Dicke, Robert J. (ed.) / Transactions of the Wisconsin Academy of Sciences, Arts and Letters
volume XLIV (1955)
McCabe, Robert A.
The prehistoric engineer-farmers of Chihuahua, pp. 75-90 PDF (6.1 MB)
76 Wisconsin Academy of Sciences, Arts and Letters [Vol. 44 city of Aztalan to Anh~iuac in south Mexico. En route they supposedly stopped at three places: Zuni in New Mexico, in the Gila valley in Arizona, and at the Casas Grandes in Chihuahua. The Spanish historian Clavijero is quoted by Cozzens~ as stating of the Chihuahuan Casas Grandes that they were "similar in every respect to those of New Mexico." There seems to be little doubt that the Casas Grandes in each case were built by people of the same culture.
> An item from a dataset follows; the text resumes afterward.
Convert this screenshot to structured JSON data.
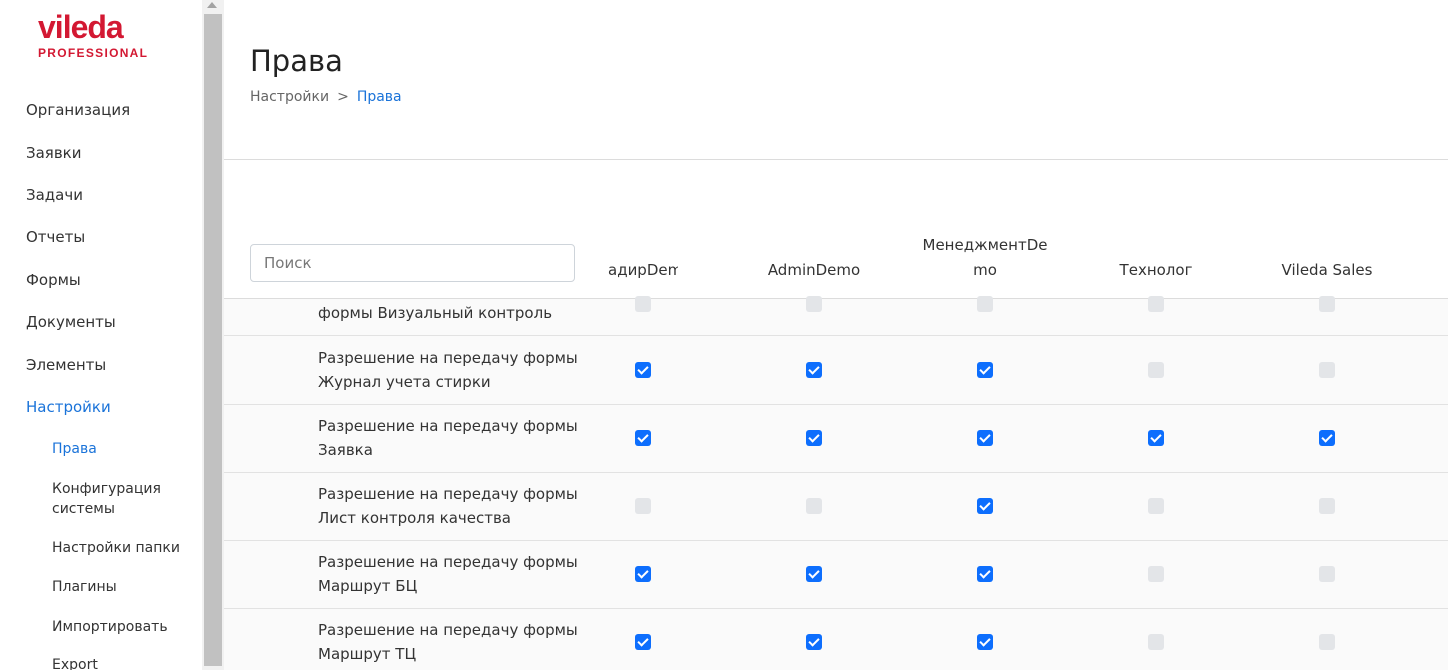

The builders of the large houses are thought by some to be descendents of the cultured and skillful Toltecs, who were also predecessors of the fierce and war-loving Aztecs. In the end it may have been the Aztec who waged war on the town builder and eventually destroyed him. One clue as to when the Casas Grandes fell is given by Wallace.6 In her collection is a water vase from the Chihuahua ruins dated 1864. It has an attached memorandum, part of which reads: "These Casas Grandes (great houses) were reduced to ruin by siege in 1070." This is signed "William Pierson, American Consul 1873." No further enlightenment regarding this date is given us by Susan E. Wallace who owns the vase and who presents the original information in her book The Land of the Pueblos. THE TRINCHERAS Virtually in the shadow of these house ruins that frustrate the antiquarian are *other archeological features to intrigue the iowers of deductive reasoning. These are numerous stone dams o~ walls found in the canyons and on mesas in the surrounding ~ountains. These dams or trincheras rather than the Casas Grandes seem to me to be the more interesting. In the summer of 1948 I visited northwestern Chihuahua studying game animals and collecting vertebrate specimens for the University of Wisconsin.~ Other members of the party, Alden H. Miller, A. Starker Leopold, and Ward C. Russell, were also there for the same purpose representing the University of California. Floyd Johnson of Colonia Pacheco, our guide and packer, escorted us to our first camp seven air-line miles southwest of Colonia Pacheco on the Gavilan River. Even in this remote and rugged mesa country the check dams were present on almost every slope. These trincheras are built ' Samuel Woodworth Cozzens. The Marvellous Country. Lee and Shepard, Boston, t876, pp. 547. ' Ibid., p. 235. Supported by the University of Wisconsin College of Agriculture and a grant from the Wisconsin Alumni Research Foundation.
This material may be protected by copyright law (e.g., Title 17, US Code).| For information on re-use, see http://digital.library.wisc.edu/1711.dl/Copyright